  1. Stuff to change an inner tube if you get a puncture – spare inner tubes, tyre levers and a mini pump.
  2. Multi tool so you can make simple adjustments whilst out and about e.g. saddle height.

Footnote:

The current circumstances we find ourselves in are scary and unusual. I find it reassuring in these times to see those helping and supporting others. I thought about what I might be able to offer. As an experienced cyclist seeing loads of new and returning cyclists out and about, I thought I might be able to give some simple tips on making your cycling experience easier and more comfortable. I have collaborated with Jonathan Keenan of Walk Ride Greater Manchester on putting this blog series together.

The main thing to remember is that cycling is a simple pleasure. It is easy to get overwhelmed by the amount of information out there. If you have a bike that you like and feel good riding, then read no further!

But if you are wanting some pointers on either improving your cycling experience or are looking to start riding, then I hope this series is helpful.

About the writers:

Jane Bedford McLaren – is solicitor acting for vulnerable road users at Leigh Day and also rides a bike regularly. She cycles to work and likes to ride bikes at the weekend with her local women’s cycling group, Team Glow, of which she is ride leader coordinator. She also gives her time and voice to Walk Ride Chorlton.

Links: Leigh Day website profile / Twitter: @JaneB_M / LinkedIn profile

Jonathan Keenan – is a freelance photographer based in his Northern Quarter studio and living in Chorlton. He’s a secret petrolhead and occasionally drives for work but it makes him very grumpy. He took to cycle touring as a youth, including organising an expedition to cross Iceland long before that was somewhere anyone went. Interest in architecture, regeneration and urbanism came together with his interest in cycling when kids came along and it became obvious how much their independence and freedom was stifled by our car-centric design and planning, so he became an activist for better cities through the medium of cycle infrastructure. He now has an unfortunate inclination to suggest a bike is the solution to any and every social problem. Because it is.

Links: JK Photography website / Instagram (@jkphotography_work) / Instagram (@JonathanKeenan) / Twitter @JonathanKeenan

Getting Back On Your Bike: Cycling Essentials Part Two

Getting Back On Your Bike: Cycling Essentials Part Two

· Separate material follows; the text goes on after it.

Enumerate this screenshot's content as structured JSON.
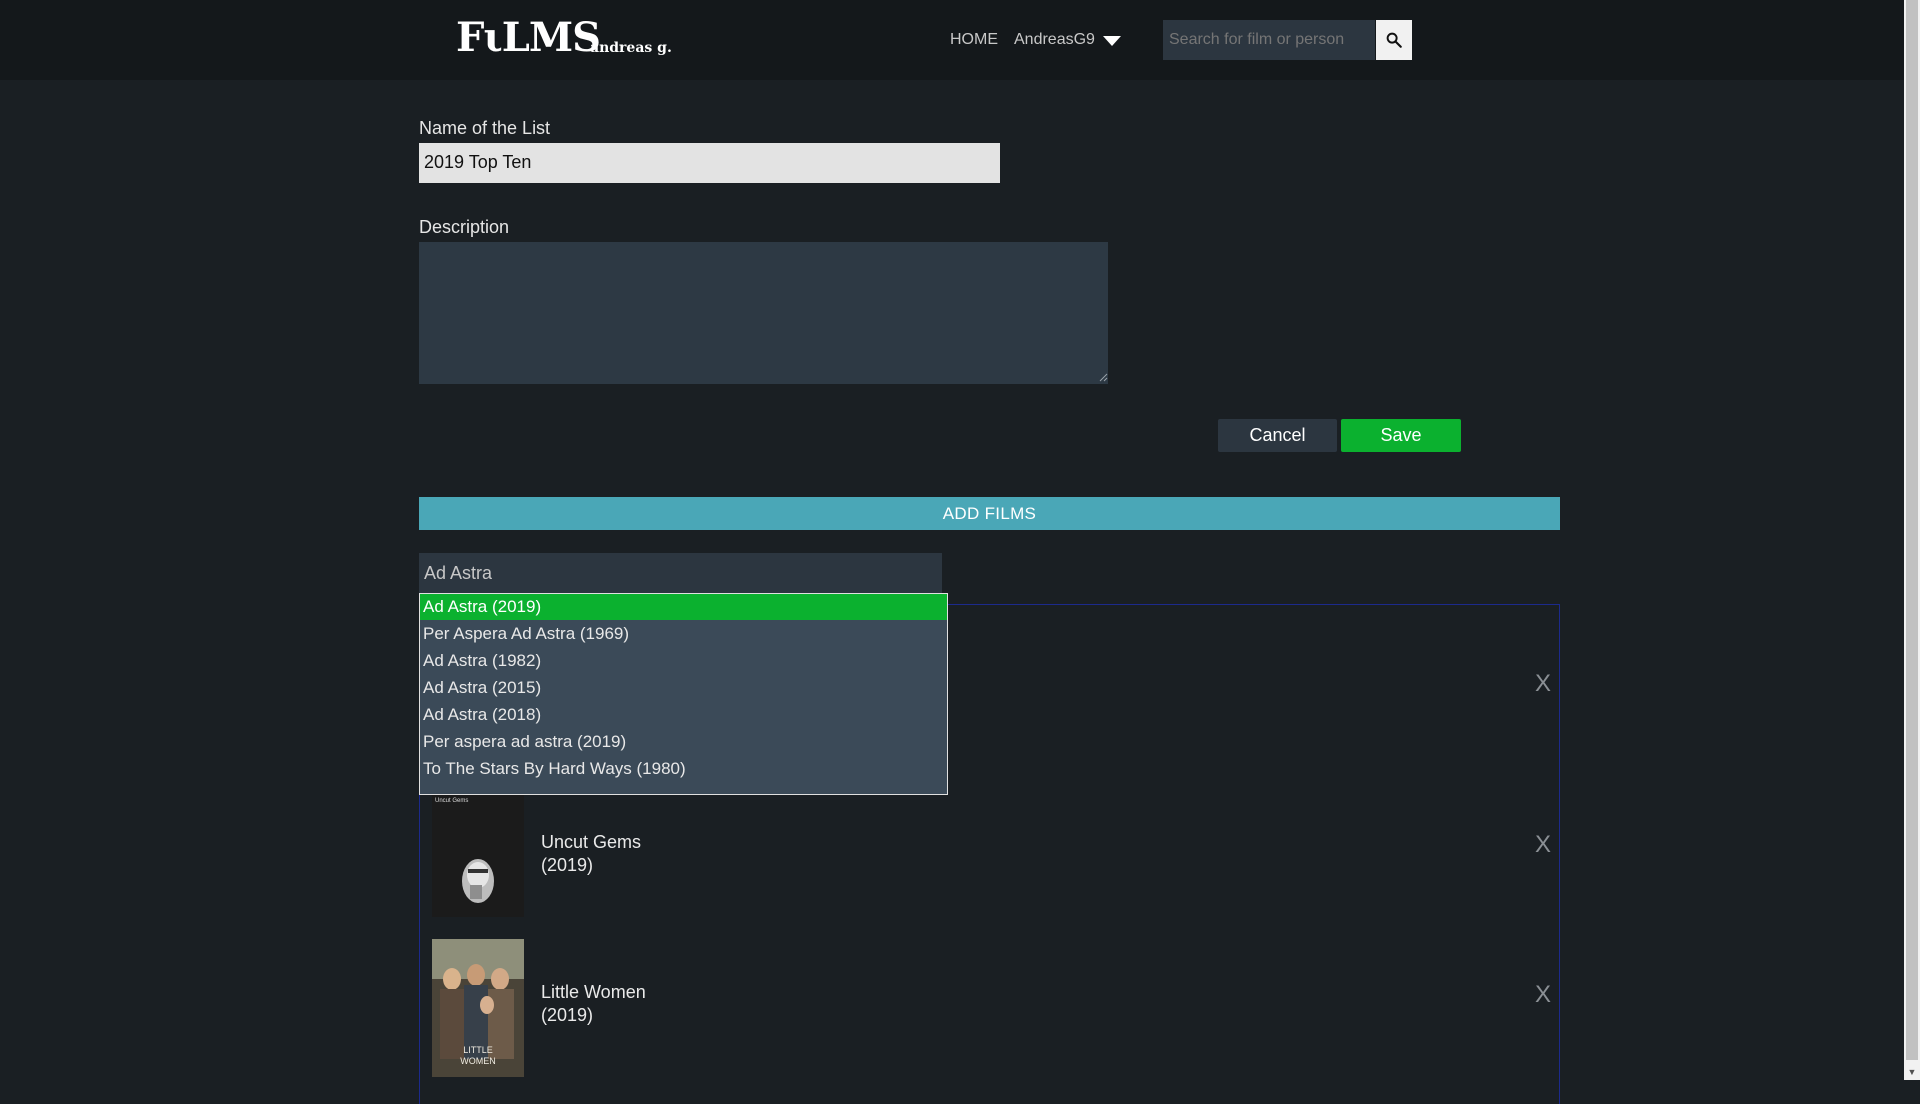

Words by Jane Bedford McLaren and Jonathan Keenan. Image by Lucy Sykes. Purpose: There are loads of different bikes intended for different things and there is a lot to consider. This section of the blog series is the longest – we have tried to keep